That is why everyone is telling each other to examine their “privilege.” But what is privilege? The term is nebulous. Privilege is not that you had it easy or had money or even opportunities. It is that the color of your skin did not hold you back or make you a target or a threat. To ask someone to look at their privilege feels like an accusation, but it is really asking someone to look at the lived experience of another person, a person of color, and try to walk in their shoes. It is a request to practice empathy. It is not a denial of your suffering. We all suffer. Some suffer differently.
It took me a long time to unpack this idea, but I finally did. I read the aforementioned book by Ta-Nehisi Coates We Were Eight years in Power, a collection of his essays, and work by James Baldwin, and I started to get it. Because I was like a child; I needed it explained to me.
Examining my privilege did not deny my experience as a Jew and a woman, and the injustice I had suffered because of those parts of my identity.
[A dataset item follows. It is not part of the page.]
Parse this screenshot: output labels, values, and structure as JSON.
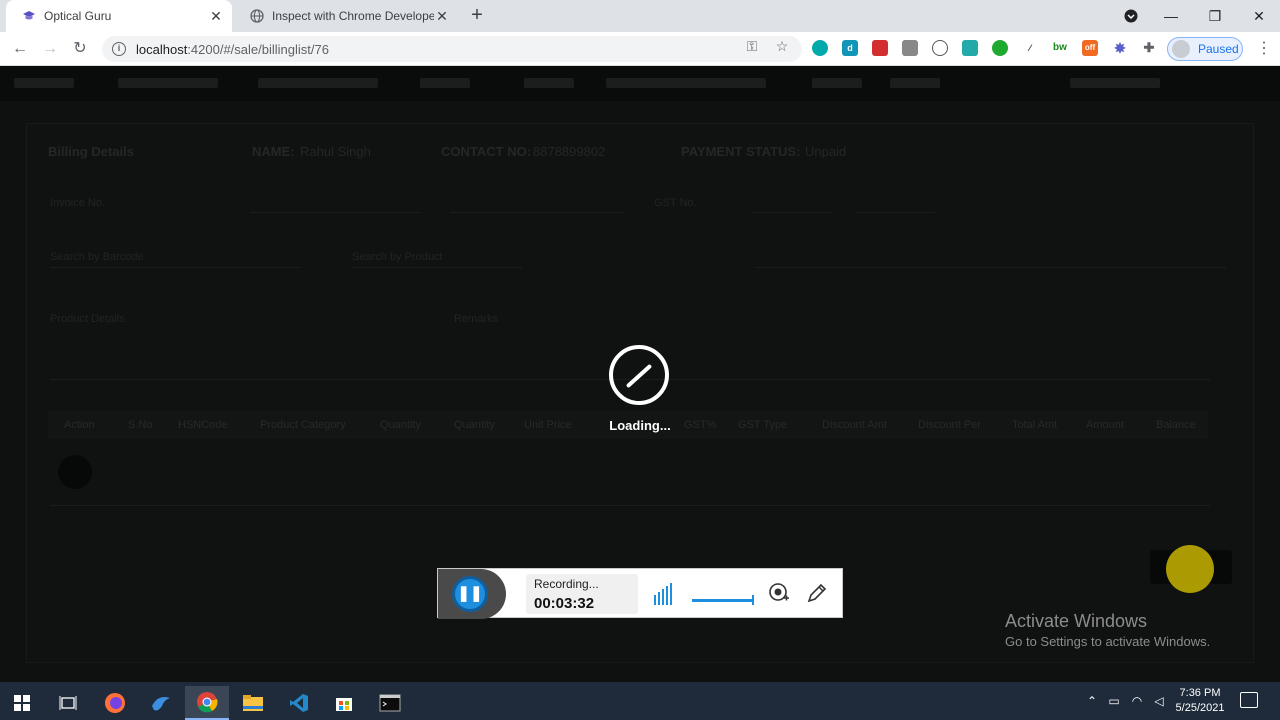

It simply made me realize that a) the color of my skin was not an issue in my life, which is a privilege in this country and b) I have a responsibility to stand up for others for whom that is not the case.
I have been in a rage for so many years, “doing the work” as they say, to dismantle the racism and White Supremacy I see and hear around me. How many family members have I told to cut it out when they make a racist joke? Probably some of you! I corrected speech that is derogatory and corrected my OWN speech when I mess up. I have dropped people as friends because of their racism. I have called the legislators and voted for people I believe in.
And I have raged, raged, raged in frustration, because nothing seems to change. Anti-Semitic crime increased by a LOT last year in Colorado. Black people are disproportionately targeted by police. ICE continues to separate families. Muslims from certain countries are still banned. Women still take on the bulk of childcare in this country, and their careers suffer because of it. And there’s more that is still wrong with our country. As a result, I rage, I rage, I rage.
And the rage, it turns out, isn’t just me. It is so many tens of thousands of people. A great rage has been unleashed. A communal rage. The collective is not speaking, it is yelling. It is absolutely terrifying to see it manifest externally, to the point where our cities were literally burning. Which is why I think all of us must seize the moment, and get on board with the change. The rage won’t just burn out—it will increase.
It cannot be contained any longer.
What will burn in the ashes of this great fire, I hope and pray, will be the White Christian Supremacy, the racism of our country, at long last. And if it does not, I will still be there, raging, yelling, screaming, and of course, doing the work.
Because you cannot make the complex simple. But, as James Baldwin also said, “Not everything that is faced can be changed, but nothing can be changed until it is faced.”
Blessings to you, readers. Thank you for listening.